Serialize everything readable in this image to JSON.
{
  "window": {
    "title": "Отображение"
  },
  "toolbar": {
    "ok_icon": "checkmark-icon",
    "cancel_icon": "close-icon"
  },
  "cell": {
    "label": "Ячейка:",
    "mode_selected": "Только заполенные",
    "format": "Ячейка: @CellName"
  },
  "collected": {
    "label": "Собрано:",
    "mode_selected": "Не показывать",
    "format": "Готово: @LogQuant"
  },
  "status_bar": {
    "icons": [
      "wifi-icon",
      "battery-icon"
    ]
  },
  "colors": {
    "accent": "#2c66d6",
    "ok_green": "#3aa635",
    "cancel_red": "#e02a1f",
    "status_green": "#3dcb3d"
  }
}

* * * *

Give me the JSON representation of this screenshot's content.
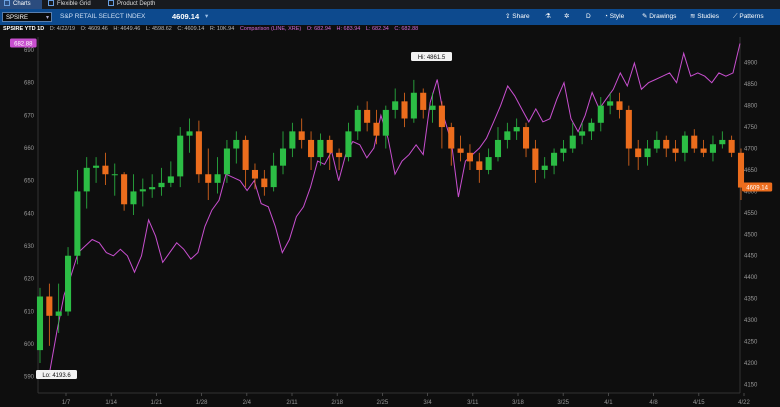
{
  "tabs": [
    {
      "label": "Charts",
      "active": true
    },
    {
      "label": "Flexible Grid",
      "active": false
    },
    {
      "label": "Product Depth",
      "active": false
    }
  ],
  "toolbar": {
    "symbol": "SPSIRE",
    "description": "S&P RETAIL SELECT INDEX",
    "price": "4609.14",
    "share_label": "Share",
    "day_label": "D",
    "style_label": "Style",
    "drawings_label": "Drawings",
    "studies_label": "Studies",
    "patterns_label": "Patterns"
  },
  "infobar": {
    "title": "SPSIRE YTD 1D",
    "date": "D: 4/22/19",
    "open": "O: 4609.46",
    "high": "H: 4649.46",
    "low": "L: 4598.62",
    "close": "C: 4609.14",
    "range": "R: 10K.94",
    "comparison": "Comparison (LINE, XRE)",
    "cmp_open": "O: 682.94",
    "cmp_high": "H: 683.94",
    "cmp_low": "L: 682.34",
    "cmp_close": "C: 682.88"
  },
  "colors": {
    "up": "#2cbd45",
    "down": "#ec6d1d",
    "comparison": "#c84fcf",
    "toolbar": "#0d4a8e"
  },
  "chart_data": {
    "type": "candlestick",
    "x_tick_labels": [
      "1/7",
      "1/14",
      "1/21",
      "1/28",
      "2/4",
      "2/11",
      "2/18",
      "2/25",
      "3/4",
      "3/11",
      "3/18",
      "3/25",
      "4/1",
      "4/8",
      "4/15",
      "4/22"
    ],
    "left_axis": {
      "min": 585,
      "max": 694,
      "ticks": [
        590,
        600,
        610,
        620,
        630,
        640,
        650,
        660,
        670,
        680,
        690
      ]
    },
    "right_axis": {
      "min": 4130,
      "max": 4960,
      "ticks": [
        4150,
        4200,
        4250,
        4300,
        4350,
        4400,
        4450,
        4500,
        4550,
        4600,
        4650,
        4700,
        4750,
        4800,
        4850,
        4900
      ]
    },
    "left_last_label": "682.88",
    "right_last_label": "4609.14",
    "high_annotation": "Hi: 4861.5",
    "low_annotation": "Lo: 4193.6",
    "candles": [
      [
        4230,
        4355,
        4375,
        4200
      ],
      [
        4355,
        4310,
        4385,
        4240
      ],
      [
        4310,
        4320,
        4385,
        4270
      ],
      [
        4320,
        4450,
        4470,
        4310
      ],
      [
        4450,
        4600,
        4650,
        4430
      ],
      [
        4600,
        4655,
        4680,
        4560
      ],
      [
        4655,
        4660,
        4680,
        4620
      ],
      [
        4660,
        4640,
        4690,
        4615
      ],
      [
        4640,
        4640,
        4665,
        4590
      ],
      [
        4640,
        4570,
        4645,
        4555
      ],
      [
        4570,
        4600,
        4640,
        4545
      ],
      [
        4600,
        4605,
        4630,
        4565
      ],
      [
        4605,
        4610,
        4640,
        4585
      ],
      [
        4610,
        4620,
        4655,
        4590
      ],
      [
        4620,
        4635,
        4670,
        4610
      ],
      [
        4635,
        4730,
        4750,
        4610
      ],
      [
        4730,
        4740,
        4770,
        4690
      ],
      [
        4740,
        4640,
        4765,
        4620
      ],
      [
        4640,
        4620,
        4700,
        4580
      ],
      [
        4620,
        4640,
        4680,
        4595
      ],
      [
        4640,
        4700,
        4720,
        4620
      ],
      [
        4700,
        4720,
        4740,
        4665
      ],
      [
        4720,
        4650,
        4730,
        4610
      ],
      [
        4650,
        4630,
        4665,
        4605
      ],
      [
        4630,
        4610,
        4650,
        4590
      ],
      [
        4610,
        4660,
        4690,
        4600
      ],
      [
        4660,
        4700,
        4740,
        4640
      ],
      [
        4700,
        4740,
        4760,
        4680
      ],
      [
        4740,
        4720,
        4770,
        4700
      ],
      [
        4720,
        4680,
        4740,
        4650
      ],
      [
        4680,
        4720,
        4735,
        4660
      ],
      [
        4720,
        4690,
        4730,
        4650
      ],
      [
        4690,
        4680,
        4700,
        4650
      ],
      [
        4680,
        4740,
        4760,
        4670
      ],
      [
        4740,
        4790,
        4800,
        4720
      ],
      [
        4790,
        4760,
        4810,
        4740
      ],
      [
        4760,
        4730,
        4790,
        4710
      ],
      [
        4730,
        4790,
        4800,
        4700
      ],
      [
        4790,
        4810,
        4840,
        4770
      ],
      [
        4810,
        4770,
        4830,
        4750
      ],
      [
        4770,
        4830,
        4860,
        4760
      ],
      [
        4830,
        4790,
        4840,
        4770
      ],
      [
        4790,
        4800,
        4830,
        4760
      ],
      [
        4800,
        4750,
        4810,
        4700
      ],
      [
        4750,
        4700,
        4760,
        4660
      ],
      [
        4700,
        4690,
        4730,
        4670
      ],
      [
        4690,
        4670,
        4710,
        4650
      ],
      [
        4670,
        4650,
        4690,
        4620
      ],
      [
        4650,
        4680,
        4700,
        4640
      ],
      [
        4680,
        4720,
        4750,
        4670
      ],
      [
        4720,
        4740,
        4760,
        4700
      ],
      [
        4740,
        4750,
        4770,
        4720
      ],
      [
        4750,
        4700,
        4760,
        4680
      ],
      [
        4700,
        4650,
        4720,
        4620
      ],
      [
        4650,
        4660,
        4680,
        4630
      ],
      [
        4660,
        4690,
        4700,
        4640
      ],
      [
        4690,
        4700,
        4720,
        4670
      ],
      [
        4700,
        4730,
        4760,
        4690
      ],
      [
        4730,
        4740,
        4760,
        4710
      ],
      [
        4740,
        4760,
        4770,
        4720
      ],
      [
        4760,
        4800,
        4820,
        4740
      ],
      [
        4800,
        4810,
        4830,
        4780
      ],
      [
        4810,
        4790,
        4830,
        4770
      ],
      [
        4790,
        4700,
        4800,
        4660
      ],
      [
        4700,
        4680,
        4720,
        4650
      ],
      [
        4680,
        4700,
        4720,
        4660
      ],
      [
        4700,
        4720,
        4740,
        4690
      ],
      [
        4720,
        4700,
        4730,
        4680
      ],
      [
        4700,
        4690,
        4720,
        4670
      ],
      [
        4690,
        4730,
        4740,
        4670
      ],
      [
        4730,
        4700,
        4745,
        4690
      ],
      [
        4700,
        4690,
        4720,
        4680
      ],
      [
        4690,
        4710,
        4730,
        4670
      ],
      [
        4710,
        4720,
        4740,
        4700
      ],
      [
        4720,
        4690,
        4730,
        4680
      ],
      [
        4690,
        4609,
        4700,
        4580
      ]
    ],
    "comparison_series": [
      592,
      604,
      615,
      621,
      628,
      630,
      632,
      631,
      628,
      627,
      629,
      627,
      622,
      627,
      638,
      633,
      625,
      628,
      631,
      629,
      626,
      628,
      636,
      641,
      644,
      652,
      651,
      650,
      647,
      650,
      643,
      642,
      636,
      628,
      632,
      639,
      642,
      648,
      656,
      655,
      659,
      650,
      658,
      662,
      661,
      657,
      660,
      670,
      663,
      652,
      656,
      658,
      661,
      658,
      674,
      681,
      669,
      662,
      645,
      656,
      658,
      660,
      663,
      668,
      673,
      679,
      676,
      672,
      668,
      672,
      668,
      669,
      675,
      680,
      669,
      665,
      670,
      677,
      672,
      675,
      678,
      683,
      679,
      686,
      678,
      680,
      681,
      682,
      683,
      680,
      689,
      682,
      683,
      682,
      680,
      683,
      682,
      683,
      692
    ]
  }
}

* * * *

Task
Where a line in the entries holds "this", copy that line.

Written response
Serialize everything readable in this image to JSON.
Give me the JSON representation of this screenshot's content.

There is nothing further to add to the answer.